2. That's the active ingredient in most dechlors. The cheapest possible dechlor is usually just that in a little water. Decades ago when chloramine first came out I killed fish with water changes. We ended up pre-treating water in a big plastic garbage can and running a box filter for 24 hours to deal with the ammonia released by the dechlor. Prime doesn't destroy the ammonia, but supposedly "detoxifies" it until the bio filter deals with it. I've also read to use a double dose of thiosulfate where chloramine is present.

I think if you are pretreating the water any way (to heat it, add buffers, let the gases out and the pH stabilize, run an auto-water changer, etc.), sodium thiosulfate is the cheapest way to go, for the rest of up, buying a big jug of liquid dechlor is just way easier and safer for large changes.

Larry Bugg
07-24-2016, 05:02 PM
I think if you are pretreating the water any way (to heat it, add buffers, let the gases out and the pH stabilize, run an auto-water changer, etc.), sodium thiosulfate is the cheapest way to go, for the rest of up, buying a big jug of liquid dechlor is just way easier and safer for large changes.

A big container of Seachem Safe is even cheaper than a big bottle of dechlor.

Larry Bugg
07-24-2016, 05:02 PM
I think if you are pretreating the water any way (to heat it, add buffers, let the gases out and the pH stabilize, run an auto-water changer, etc.), sodium thiosulfate is the cheapest way to go, for the rest of up, buying a big jug of liquid dechlor is just way easier and safer for large changes.

A big container of Seachem Safe is even cheaper than a big bottle of dechlor.

aXio
07-24-2016, 05:06 PM
A big container of Seachem Safe is even cheaper than a big bottle of dechlor.

You beat me to it. Yes just check out Seachem Safe.

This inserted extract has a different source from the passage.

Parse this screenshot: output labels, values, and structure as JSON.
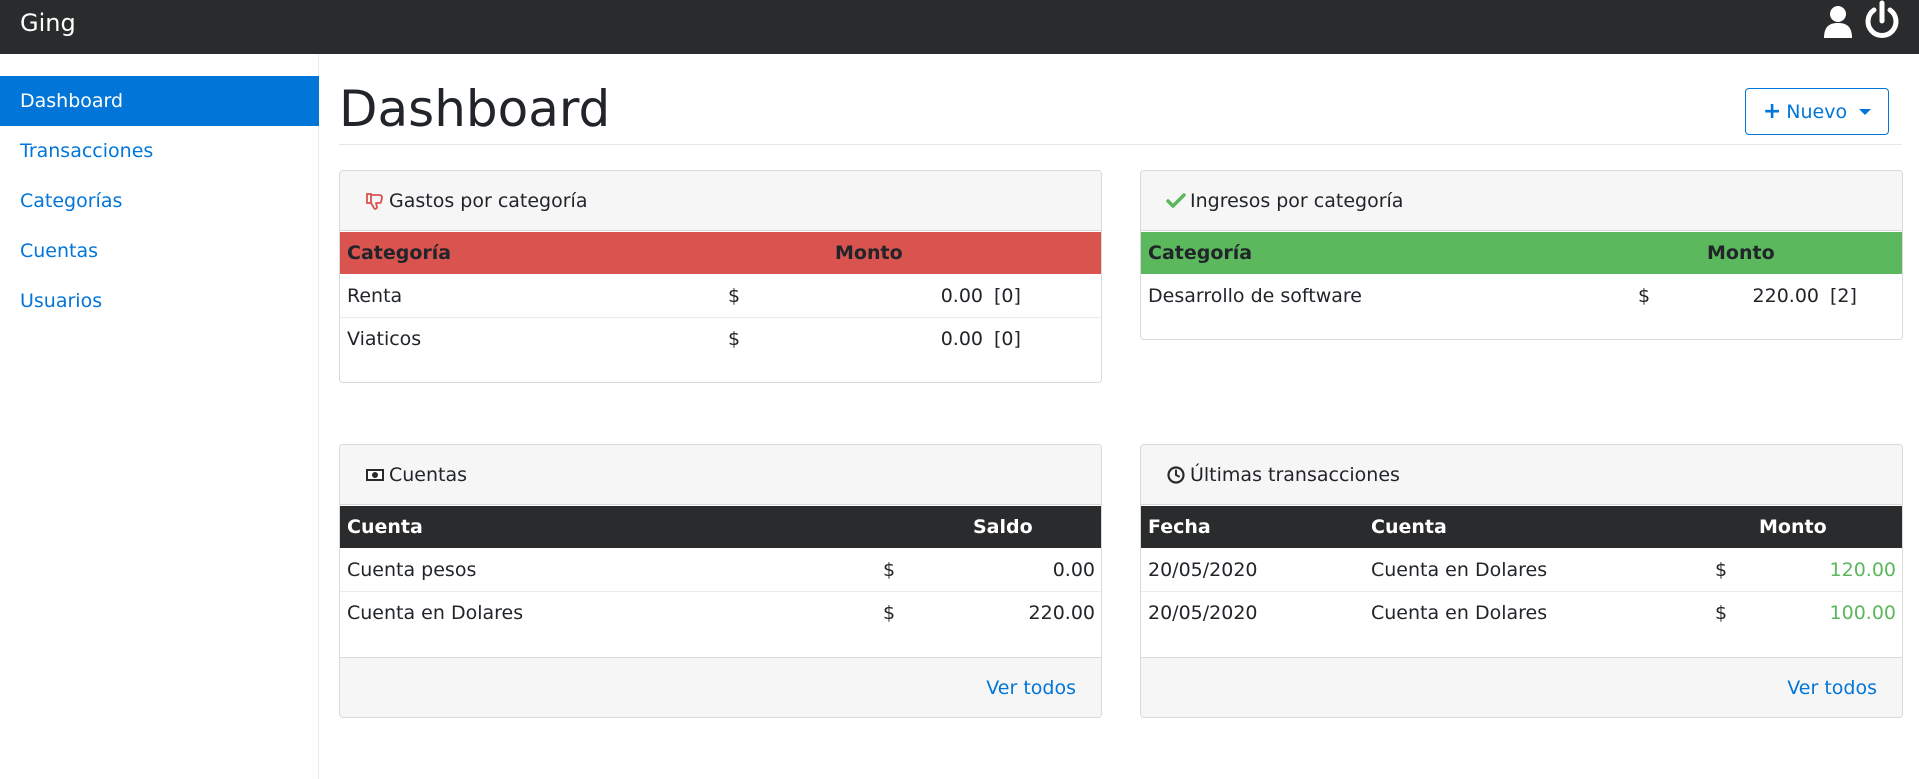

A large container will last you FOR EVER. They pretty much add water to Safe to make Prime.

York1
07-24-2016, 05:28 PM
Kens fish has safe on sale

Tropical
07-24-2016, 07:21 PM
Considering that messing up on this is the life of your fish, I think I'll stick with prime!

Thanks for the input everyone!

Larry Bugg
07-24-2016, 07:26 PM
Considering that messing up on this is the life of your fish, I think I'll stick with prime!

Thanks for the input everyone!

Save is the concentrated form of Prime. I've use it for years now. Nothing to mess up.

HN1
07-24-2016, 08:42 PM
Think of Safe as powdered Prime. Just add to water...

Tropical
07-24-2016, 09:48 PM
Yes, exactly that's why I'm getting Safe. I meant the diy sodium thiosulfate as a risky/more likely to mess up solution;)

likestofish
07-25-2016, 03:49 PM
Safe is great, my only problem is I need a smaller set of measuring spoons to dose my smaller tanks.

jhw972
07-25-2016, 03:59 PM
You can always cut it back with distilled water and adjust to larger dosages. :)

aXio
07-25-2016, 04:38 PM
Safe is great, my only problem is I need a smaller set of measuring spoons to dose my smaller tanks.

BOOM!

http://www.seachem.com/digital-spoon-scale.php

I kind of laughed at first when Seachem sent those to the store... but they are AWESOME! And for $20 they aren't expensive at all. =)